Scan the entries for lines with "Animation" and say how many there are, with nothing more.

START INFORMATION PROVIDED

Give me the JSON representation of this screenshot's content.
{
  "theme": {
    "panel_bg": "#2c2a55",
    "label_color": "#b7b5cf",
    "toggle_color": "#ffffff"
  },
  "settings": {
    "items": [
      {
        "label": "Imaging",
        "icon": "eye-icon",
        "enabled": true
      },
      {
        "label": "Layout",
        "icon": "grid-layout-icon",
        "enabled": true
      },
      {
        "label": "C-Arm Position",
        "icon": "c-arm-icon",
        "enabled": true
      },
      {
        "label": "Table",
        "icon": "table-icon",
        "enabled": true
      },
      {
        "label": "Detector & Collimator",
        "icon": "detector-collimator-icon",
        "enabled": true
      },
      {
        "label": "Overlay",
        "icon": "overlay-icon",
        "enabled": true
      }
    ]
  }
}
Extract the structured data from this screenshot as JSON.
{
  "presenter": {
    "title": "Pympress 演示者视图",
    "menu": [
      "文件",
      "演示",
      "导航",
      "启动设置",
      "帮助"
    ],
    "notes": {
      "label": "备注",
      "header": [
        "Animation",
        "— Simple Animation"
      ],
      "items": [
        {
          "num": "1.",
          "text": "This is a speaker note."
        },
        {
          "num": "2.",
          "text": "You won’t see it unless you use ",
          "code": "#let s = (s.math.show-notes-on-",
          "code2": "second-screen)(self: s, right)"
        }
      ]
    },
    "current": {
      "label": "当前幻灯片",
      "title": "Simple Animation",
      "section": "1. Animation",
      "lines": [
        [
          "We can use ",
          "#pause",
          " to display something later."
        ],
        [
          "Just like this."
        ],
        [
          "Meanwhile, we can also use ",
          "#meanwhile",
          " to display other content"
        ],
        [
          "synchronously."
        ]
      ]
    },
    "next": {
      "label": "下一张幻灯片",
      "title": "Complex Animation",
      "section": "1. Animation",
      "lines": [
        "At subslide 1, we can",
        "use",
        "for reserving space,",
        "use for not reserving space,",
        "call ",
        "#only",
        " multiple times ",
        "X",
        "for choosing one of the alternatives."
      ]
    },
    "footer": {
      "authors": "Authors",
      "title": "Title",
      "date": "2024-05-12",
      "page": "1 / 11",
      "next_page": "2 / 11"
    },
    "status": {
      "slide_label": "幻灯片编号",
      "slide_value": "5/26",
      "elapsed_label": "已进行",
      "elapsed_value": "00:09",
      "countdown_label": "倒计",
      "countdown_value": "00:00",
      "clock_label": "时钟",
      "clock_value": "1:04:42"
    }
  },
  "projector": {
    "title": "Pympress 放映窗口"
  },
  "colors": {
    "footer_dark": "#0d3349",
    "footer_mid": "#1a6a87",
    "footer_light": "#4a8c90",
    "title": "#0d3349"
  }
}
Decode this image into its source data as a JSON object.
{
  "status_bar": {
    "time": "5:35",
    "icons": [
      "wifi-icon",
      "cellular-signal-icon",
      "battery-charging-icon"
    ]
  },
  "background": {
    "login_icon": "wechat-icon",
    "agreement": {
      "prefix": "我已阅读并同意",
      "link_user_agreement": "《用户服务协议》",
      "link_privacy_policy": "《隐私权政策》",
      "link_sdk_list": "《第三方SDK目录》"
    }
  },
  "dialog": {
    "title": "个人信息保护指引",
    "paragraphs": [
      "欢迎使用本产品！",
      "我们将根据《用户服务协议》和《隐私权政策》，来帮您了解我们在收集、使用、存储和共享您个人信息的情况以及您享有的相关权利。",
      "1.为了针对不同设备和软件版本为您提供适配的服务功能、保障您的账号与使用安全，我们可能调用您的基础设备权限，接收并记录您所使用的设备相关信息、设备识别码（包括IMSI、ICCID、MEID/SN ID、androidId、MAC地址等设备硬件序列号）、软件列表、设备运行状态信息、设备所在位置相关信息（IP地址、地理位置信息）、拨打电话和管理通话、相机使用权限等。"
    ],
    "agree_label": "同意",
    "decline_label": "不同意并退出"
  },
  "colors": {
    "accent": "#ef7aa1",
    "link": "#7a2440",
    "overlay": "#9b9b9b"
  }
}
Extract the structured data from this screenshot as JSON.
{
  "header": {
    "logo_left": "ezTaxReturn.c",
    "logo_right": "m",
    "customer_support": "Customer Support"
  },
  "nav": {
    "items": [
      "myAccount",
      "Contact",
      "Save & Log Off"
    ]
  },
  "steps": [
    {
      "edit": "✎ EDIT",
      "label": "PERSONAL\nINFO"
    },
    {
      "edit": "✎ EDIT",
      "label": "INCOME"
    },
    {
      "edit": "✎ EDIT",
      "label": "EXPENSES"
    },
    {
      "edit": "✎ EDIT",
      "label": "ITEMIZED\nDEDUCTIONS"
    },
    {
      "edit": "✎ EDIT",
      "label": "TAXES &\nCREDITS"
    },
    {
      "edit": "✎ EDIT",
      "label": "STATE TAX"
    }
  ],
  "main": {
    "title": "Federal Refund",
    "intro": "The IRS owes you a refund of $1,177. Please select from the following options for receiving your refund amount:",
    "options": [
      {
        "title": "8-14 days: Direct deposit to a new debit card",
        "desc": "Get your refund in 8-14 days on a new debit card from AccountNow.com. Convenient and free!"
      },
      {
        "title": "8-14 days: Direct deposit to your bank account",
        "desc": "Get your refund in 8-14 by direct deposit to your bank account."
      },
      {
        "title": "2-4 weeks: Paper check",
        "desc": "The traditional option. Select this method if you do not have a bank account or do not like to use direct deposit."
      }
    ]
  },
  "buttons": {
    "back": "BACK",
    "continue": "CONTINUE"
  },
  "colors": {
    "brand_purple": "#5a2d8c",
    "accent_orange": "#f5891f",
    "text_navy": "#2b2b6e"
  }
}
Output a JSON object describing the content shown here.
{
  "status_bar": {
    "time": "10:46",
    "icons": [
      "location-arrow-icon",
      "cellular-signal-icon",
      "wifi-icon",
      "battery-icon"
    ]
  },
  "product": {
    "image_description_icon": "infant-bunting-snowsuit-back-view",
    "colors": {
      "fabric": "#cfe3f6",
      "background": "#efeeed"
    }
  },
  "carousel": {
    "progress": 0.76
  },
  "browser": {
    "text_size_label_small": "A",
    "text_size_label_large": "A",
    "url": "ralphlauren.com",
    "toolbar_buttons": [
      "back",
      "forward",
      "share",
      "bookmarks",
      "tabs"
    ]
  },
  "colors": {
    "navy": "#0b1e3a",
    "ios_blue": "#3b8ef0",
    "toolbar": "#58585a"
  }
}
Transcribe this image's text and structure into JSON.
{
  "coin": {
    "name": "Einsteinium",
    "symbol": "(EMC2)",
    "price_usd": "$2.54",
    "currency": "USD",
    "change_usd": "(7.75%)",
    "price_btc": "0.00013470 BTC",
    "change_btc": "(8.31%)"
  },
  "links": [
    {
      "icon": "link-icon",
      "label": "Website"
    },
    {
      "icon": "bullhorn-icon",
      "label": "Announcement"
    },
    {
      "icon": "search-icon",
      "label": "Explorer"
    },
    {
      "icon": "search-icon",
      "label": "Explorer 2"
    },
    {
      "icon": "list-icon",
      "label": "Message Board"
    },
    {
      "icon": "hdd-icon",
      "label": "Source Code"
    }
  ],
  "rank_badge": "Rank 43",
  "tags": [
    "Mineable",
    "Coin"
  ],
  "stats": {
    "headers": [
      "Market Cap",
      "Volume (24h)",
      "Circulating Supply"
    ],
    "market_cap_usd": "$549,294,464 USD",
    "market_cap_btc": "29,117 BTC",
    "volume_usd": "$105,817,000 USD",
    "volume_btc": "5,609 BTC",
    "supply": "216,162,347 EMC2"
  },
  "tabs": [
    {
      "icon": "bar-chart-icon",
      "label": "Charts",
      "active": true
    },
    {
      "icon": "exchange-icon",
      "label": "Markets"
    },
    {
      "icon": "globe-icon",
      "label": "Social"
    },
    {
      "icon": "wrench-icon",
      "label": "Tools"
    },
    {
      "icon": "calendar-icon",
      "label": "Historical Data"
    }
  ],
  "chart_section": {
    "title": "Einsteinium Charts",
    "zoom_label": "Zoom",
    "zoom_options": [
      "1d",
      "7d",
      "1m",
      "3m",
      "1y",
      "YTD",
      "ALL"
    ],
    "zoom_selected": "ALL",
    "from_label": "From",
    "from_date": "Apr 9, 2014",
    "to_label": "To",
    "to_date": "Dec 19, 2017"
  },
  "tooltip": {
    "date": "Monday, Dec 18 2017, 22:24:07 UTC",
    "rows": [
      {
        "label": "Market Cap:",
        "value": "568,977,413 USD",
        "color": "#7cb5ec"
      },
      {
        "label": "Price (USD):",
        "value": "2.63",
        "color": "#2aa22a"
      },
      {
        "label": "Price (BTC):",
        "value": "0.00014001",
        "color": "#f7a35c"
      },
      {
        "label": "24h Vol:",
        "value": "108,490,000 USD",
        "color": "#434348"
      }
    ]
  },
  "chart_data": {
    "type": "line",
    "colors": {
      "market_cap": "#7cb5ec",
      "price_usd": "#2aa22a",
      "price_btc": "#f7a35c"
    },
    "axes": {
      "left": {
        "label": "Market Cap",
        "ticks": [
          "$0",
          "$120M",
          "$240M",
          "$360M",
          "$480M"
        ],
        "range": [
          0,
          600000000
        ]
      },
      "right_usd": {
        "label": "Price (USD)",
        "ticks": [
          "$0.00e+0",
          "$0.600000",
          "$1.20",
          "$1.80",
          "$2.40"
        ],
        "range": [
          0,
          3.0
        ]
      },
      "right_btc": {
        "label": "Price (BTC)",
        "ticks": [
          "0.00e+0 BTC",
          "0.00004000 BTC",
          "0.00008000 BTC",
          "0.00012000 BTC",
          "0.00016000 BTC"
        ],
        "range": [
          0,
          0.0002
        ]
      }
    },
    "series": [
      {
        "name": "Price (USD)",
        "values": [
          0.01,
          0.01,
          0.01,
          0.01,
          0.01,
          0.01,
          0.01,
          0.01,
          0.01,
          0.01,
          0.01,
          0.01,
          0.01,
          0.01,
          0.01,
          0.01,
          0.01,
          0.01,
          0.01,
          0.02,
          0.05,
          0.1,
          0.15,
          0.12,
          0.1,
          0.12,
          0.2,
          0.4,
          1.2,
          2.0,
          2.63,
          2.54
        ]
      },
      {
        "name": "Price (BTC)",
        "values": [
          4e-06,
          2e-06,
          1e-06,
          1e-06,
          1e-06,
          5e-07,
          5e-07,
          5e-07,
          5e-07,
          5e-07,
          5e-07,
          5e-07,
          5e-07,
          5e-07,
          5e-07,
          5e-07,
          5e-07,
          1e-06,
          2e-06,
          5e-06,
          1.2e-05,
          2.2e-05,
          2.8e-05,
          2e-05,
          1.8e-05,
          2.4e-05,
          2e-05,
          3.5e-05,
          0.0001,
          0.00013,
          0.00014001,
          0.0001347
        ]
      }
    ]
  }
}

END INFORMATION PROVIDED

• _YOUR SOLUTION_
6